Anaplastic oligoastrocytoma

Are there any research studies for individuals with anaplastic oligoastrocytoma?

The U.S. National Institutes of Health, through the National Library of Medicine, developed to provide patients, family members, and members of the public with current information on clinical research studies. Currently, 30 clinical trials are identified as enrolling individuals with oligoastrocytoma. To find these trials, click on the link above and use "oligoastrocytoma" as your search term. After you click on a study, review its "eligibility" criteria to determine its appropriateness. Use the study’s contact information to learn more. Check this site often for regular updates.

You can also contact the Patient Recruitment and Public Liaison (PRPL) Office at the National Institutes of Health (NIH). We recommend calling 1-800-411-1222 to speak with a specialist, who can help determine if someone is eligible for any clinical trials.

Patient Recruitment and Public Liaison Office
NIH Clinical Center
Bethesda, Maryland 20892-2655
Toll-free: 1-800-411-1222
Fax: 301-480-9793
Web site:

If someone is interested in enrolling in a clinical trial, helpful general information on clinical trials can be found at the Web page. Resources on many charitable or special-fare flights to research and treatment sites and low- cost hospitality accommodations for outpatients and family members, as well as ambulance services, are listed on the Web site of the Office of Rare Diseases Research (ORDR), part of the National Institutes of Health.

Last updated on 05-01-20

What is anaplastic oligoastrocytoma?

Anaplastic oligoastrocytoma is a brain tumor that forms when two types of cells in the brain, called oligodendrocytes and astrocytes, rapidly increase in number to form a mass. These brain cells are known as glial cells, which normally protect and support nerve cells in the brain. Because an oligoastrocytoma is made up of a combination of two cell types, it is known as a mixed glioma. An oligoastrocytoma is described as anaplastic when the tumor grows quickly and the cancer cells within the tumor have the potential to spread into surrounding brain tissue or to more distant parts of the body. Oligoastrocytomas usually occur in a part of the brain called the cerebrum and are diagnosed in adults between the ages of 30 and 50. The exact cause of this condition is unknown.

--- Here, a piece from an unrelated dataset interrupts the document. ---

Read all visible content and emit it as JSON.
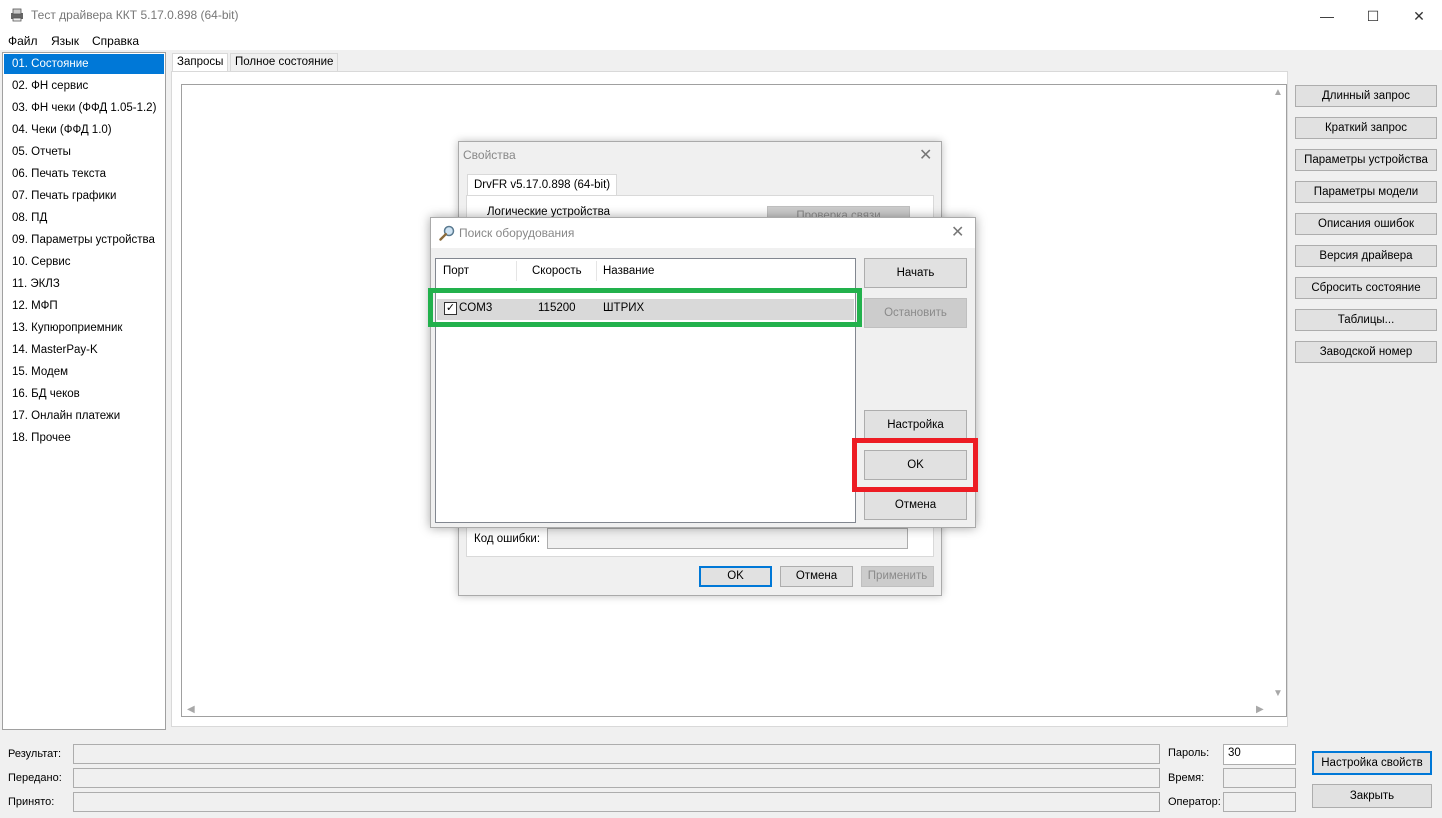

Last updated on 05-01-20

What treatments are available for anaplastic oligoastrocytoma?

Treatment of anaplastic oligoastrocytoma depends on the size and location of the tumor. If possible, treatment begins with surgery to remove as much of the tumor as possible. Chemotherapy or radiation therapy may be needed following surgery to destroy any remaining cancer cells.

Last updated on 05-01-20

Connect with other users with Anaplastic oligoastrocytoma on the RareGuru app

Do you have information about a disease, disorder, or syndrome? Want to suggest a symptom?
Please send suggestions to RareGuru!

The RareGuru disease database is regularly updated using data generously provided by GARD, the United States Genetic and Rare Disease Information Center.

People Using the App

Join the RareGuru Community

To connect, share, empower and heal today.

People Using the App